**Prompt**
Take the data below and filter it for lines containing the word "nданные"; show each line found.

**The input**
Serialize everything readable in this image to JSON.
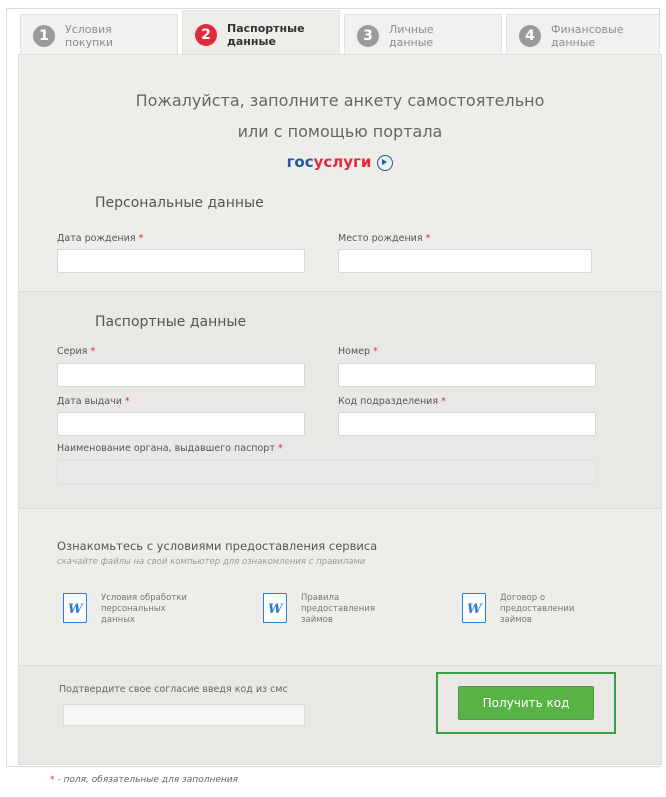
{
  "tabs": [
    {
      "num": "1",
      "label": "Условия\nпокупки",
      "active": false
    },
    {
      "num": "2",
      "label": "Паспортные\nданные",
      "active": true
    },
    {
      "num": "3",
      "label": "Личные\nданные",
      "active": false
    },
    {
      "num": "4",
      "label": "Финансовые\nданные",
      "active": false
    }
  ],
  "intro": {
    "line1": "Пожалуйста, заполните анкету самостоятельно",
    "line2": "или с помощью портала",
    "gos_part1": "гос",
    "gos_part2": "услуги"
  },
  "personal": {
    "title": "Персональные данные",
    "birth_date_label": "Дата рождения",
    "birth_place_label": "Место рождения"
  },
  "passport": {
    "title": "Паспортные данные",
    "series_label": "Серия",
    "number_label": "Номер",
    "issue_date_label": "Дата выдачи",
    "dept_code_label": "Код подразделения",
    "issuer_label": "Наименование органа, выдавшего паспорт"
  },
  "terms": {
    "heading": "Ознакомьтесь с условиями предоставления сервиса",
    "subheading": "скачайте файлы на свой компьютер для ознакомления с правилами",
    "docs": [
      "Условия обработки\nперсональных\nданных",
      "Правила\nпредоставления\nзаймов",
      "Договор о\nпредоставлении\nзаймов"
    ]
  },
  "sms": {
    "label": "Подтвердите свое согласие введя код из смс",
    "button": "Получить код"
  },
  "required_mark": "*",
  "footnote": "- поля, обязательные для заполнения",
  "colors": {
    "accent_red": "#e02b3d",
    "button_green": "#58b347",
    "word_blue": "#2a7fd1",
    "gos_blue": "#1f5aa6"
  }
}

**Answer to the problem**
      "label": "Паспортные\nданные",
      "label": "Личные\nданные",
      "label": "Финансовые\nданные",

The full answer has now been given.